> What the task asks: Lines containing the word "this" are to be copied from the data below.

> Material supplied:
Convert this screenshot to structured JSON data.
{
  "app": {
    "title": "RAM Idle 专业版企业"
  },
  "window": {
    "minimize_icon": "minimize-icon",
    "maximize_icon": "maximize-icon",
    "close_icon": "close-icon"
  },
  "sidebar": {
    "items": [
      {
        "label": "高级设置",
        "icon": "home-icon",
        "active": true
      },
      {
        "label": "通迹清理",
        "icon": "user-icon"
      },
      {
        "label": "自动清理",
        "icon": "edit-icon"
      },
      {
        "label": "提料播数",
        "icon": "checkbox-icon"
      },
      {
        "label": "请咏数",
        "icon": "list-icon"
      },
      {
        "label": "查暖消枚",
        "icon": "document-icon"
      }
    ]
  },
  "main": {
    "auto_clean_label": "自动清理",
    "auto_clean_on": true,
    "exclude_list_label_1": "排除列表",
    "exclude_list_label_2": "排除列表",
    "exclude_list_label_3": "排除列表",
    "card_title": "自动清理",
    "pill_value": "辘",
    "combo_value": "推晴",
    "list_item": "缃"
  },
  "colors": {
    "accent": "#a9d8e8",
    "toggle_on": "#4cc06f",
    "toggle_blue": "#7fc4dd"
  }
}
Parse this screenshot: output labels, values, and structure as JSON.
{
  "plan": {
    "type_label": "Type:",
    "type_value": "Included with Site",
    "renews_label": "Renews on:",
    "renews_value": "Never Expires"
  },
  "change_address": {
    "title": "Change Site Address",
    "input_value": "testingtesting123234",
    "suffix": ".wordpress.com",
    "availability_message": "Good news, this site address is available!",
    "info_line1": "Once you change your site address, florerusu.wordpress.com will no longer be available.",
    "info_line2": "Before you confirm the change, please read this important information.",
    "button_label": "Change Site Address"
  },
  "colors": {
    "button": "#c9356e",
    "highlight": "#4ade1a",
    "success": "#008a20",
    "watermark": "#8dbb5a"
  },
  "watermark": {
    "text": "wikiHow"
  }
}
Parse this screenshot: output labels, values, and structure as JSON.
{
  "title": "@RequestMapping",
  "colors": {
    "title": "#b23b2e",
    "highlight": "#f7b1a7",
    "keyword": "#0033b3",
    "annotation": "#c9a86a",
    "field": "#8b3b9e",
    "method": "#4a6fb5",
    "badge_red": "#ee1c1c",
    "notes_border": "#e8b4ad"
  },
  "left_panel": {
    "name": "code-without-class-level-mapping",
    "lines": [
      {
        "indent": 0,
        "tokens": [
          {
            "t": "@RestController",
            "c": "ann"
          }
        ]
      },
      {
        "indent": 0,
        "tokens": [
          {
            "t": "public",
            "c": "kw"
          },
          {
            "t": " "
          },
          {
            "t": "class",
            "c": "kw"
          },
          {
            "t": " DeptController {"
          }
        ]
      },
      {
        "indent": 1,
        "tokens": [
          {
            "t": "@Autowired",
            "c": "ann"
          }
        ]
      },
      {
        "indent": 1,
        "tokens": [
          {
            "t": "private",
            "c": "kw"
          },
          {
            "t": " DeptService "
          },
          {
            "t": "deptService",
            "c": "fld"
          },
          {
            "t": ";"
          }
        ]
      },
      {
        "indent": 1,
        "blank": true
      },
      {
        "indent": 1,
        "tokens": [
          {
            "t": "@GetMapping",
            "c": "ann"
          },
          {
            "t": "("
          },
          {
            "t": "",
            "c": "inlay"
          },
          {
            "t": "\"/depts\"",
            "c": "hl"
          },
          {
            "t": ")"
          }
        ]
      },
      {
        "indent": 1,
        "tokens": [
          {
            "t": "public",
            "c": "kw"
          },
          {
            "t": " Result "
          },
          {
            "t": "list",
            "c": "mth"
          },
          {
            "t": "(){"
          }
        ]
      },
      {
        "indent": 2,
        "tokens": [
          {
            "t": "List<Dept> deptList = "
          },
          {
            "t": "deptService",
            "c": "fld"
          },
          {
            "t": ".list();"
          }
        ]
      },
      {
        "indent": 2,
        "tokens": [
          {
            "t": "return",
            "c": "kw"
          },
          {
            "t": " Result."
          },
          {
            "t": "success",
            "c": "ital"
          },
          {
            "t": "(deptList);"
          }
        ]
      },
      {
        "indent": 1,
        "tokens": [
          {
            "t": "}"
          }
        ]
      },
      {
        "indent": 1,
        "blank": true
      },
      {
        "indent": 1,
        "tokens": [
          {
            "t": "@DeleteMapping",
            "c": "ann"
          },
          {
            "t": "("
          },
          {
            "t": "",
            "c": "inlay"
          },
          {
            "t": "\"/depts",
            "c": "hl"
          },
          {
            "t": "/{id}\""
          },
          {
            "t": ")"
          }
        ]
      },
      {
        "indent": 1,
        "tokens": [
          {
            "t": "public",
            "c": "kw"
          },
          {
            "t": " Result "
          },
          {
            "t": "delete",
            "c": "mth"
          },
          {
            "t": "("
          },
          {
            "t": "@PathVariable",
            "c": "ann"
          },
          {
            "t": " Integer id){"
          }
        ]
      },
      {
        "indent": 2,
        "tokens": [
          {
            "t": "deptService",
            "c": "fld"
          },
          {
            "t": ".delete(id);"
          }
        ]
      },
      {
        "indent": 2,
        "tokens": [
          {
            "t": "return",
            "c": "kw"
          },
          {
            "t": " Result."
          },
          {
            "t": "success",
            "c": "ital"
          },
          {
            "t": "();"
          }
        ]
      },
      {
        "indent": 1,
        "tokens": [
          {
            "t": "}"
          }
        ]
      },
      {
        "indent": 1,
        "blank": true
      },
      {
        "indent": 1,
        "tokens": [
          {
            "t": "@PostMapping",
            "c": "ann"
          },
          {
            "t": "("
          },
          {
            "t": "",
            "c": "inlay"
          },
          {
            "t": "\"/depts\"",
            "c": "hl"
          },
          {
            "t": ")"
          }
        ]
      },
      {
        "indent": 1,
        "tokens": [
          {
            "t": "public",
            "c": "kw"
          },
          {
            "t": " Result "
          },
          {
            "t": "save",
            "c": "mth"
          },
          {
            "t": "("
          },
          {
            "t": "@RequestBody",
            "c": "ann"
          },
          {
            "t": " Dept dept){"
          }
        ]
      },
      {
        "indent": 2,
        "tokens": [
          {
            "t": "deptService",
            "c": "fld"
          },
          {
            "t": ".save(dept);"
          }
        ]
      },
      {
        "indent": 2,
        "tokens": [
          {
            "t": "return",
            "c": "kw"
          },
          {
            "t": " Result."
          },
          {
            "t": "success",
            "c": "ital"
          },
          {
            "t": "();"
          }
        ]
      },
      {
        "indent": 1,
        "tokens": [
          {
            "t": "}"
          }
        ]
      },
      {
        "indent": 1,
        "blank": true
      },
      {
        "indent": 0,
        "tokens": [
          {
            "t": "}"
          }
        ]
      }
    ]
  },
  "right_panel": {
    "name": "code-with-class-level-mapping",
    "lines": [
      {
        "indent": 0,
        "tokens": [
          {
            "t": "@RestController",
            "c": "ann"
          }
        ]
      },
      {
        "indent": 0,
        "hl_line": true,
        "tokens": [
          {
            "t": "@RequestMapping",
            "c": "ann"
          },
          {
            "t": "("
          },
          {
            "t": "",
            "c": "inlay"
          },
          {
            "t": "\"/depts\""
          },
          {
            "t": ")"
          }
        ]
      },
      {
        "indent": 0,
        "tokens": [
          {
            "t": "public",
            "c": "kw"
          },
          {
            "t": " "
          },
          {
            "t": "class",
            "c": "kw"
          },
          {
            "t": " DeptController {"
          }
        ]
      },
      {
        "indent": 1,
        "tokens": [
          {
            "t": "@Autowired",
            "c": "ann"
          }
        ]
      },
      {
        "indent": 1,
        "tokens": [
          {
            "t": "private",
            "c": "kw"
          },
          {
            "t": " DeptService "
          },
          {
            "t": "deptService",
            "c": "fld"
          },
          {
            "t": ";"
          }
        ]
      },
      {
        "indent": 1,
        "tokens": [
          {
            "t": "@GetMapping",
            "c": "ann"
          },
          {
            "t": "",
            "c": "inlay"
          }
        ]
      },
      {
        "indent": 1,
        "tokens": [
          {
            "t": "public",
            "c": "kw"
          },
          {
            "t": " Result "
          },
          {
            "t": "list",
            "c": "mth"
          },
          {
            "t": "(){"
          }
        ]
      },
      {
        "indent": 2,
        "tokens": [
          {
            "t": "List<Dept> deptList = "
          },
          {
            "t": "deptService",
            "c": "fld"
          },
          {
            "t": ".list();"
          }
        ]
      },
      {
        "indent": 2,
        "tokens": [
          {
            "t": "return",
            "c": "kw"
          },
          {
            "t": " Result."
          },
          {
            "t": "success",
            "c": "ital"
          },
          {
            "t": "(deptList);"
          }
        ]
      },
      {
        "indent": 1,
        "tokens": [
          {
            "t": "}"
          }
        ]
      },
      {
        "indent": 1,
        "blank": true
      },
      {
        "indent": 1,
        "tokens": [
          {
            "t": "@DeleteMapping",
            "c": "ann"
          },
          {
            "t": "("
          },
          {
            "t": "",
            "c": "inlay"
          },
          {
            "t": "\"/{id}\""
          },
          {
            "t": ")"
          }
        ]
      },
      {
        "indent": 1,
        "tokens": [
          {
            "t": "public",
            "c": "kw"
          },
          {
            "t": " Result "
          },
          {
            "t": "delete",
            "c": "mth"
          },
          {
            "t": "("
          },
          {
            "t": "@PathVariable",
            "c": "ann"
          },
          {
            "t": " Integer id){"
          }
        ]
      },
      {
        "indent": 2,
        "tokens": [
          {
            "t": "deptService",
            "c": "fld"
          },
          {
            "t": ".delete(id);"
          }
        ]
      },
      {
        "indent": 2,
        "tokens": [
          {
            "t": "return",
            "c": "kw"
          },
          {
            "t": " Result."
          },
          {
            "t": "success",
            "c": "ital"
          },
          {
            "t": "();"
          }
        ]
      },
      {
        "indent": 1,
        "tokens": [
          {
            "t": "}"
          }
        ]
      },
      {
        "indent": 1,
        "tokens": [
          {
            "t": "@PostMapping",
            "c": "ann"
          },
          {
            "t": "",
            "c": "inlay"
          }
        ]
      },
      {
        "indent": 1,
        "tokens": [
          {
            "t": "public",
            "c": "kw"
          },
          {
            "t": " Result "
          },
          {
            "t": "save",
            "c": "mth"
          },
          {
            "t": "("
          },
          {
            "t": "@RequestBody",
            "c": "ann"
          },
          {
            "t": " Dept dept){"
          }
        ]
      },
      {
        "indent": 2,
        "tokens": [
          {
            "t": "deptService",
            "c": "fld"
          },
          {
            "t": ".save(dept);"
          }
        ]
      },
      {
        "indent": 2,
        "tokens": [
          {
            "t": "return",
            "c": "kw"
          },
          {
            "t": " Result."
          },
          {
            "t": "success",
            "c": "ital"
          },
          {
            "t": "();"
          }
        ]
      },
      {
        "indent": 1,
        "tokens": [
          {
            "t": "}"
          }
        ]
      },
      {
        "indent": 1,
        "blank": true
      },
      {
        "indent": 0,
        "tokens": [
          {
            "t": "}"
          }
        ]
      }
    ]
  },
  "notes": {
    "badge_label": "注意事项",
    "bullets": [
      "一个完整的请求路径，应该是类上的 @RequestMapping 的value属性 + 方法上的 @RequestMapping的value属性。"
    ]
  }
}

> Reply:
Convert this screenshot to structured JSON data.
Parse this screenshot: output labels, values, and structure as JSON.
    "availability_message": "Good news, this site address is available!",
    "info_line2": "Before you confirm the change, please read this important information.",
Parse this screenshot: output labels, values, and structure as JSON.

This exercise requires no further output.